*Task instructions*
Though the entries hold pictures, only their text should be duplicated, exactly and in full.

----------------

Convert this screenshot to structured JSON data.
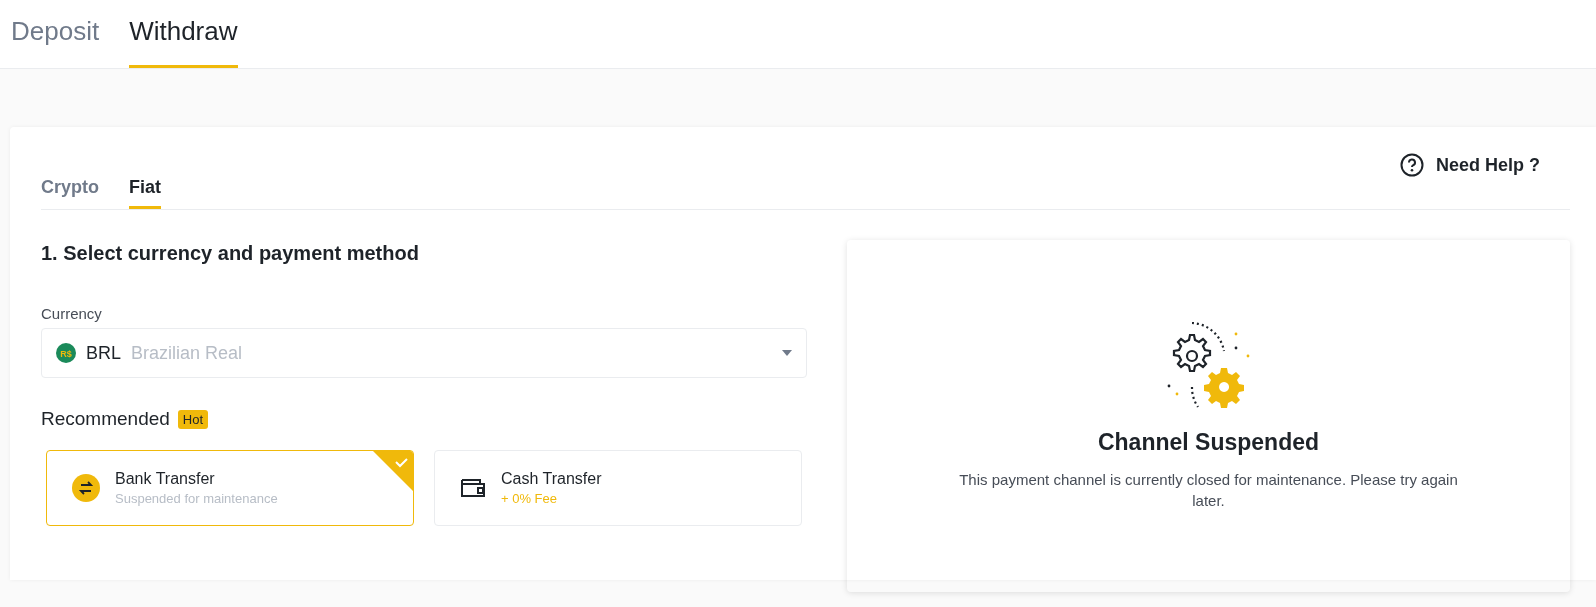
{
  "top_tabs": [
    {
      "label": "Deposit",
      "selected": false
    },
    {
      "label": "Withdraw",
      "selected": true
    }
  ],
  "sub_tabs": [
    {
      "label": "Crypto",
      "selected": false
    },
    {
      "label": "Fiat",
      "selected": true
    }
  ],
  "help_link": "Need Help ?",
  "step_title": "1. Select currency and payment method",
  "currency": {
    "label": "Currency",
    "symbol": "R$",
    "code": "BRL",
    "name": "Brazilian Real"
  },
  "recommended": {
    "label": "Recommended",
    "badge": "Hot"
  },
  "methods": [
    {
      "name": "Bank Transfer",
      "detail": "Suspended for maintenance",
      "kind": "status",
      "selected": true
    },
    {
      "name": "Cash Transfer",
      "detail": "+ 0% Fee",
      "kind": "fee",
      "selected": false
    }
  ],
  "notice": {
    "title": "Channel Suspended",
    "message": "This payment channel is currently closed for maintenance. Please try again later."
  }
}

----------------

*Output for this task*
Convert this screenshot to structured JSON data.
{
  "top_tabs": [
    {
      "label": "Deposit",
      "selected": false
    },
    {
      "label": "Withdraw",
      "selected": true
    }
  ],
  "sub_tabs": [
    {
      "label": "Crypto",
      "selected": false
    },
    {
      "label": "Fiat",
      "selected": true
    }
  ],
  "help_link": "Need Help ?",
  "step_title": "1. Select currency and payment method",
  "currency": {
    "label": "Currency",
    "symbol": "R$",
    "code": "BRL",
    "name": "Brazilian Real"
  },
  "recommended": {
    "label": "Recommended",
    "badge": "Hot"
  },
  "methods": [
    {
      "name": "Bank Transfer",
      "detail": "Suspended for maintenance",
      "kind": "status",
      "selected": true
    },
    {
      "name": "Cash Transfer",
      "detail": "+ 0% Fee",
      "kind": "fee",
      "selected": false
    }
  ],
  "notice": {
    "title": "Channel Suspended",
    "message": "This payment channel is currently closed for maintenance. Please try again later."
  }
}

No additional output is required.